> _Work task_
Find the line that contains "What data populates". Copy it and every line after it to the end of the material below, exactly, with no pictures.

> _Exercise materials_
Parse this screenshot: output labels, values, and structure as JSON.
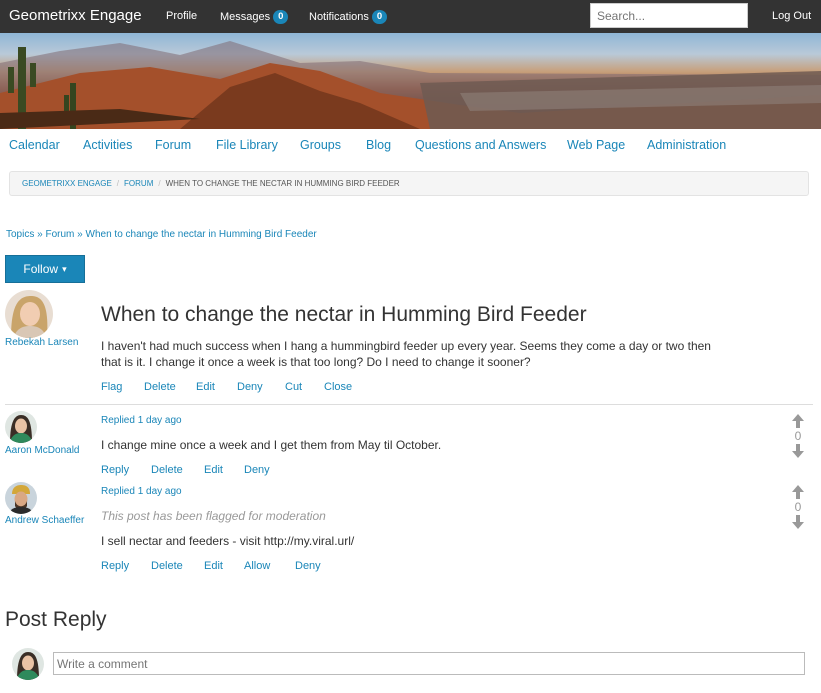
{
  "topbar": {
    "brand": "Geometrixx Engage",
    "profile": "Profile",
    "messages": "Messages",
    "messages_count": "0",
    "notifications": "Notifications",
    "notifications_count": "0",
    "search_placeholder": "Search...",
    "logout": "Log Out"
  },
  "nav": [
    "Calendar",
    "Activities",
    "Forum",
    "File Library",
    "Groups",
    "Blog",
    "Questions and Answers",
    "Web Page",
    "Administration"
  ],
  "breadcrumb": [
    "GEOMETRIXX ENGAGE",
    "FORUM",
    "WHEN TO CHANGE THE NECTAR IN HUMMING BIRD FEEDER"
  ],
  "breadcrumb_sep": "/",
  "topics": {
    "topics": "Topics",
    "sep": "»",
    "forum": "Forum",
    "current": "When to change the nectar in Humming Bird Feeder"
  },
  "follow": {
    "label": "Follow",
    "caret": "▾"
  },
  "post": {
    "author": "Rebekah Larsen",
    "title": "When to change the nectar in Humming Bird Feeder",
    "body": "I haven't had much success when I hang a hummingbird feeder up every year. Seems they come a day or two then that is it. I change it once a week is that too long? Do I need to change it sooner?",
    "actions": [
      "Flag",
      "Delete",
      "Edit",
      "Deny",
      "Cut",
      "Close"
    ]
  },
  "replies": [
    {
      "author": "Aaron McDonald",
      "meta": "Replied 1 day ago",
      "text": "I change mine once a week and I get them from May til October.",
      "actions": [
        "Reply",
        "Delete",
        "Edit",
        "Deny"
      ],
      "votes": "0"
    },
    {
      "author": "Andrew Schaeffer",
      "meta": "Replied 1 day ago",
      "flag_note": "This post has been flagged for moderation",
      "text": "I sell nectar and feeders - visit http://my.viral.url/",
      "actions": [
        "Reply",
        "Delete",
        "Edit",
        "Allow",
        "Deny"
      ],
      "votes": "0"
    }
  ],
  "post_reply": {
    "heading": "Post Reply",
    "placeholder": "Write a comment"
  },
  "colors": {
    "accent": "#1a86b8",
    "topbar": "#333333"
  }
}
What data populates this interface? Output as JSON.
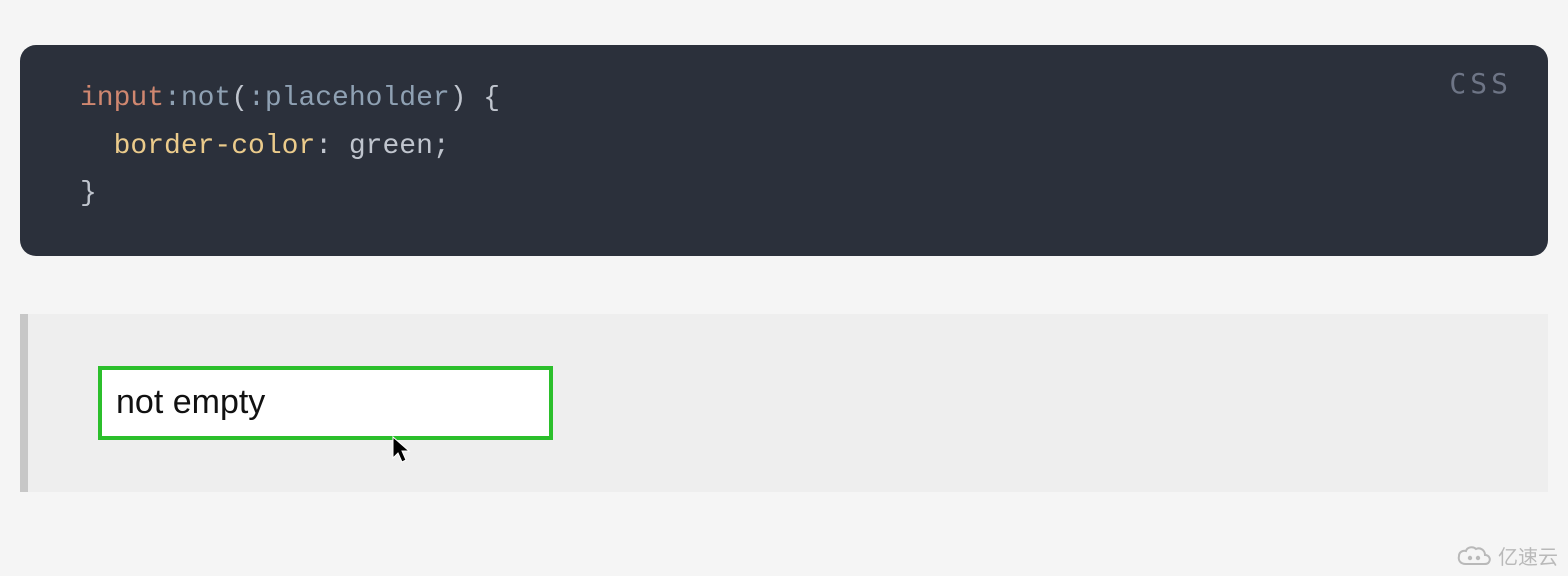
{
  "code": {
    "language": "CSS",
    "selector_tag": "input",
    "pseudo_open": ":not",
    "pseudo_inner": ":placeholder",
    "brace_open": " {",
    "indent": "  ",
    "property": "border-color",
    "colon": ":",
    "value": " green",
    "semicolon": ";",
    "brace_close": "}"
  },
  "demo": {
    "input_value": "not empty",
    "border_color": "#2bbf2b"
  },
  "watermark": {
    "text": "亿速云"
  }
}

> _Answer section_
What data populates this interface? Output as JSON.
{
  "code": {
    "language": "CSS",
    "selector_tag": "input",
    "pseudo_open": ":not",
    "pseudo_inner": ":placeholder",
    "brace_open": " {",
    "indent": "  ",
    "property": "border-color",
    "colon": ":",
    "value": " green",
    "semicolon": ";",
    "brace_close": "}"
  },
  "demo": {
    "input_value": "not empty",
    "border_color": "#2bbf2b"
  },
  "watermark": {
    "text": "亿速云"
  }
}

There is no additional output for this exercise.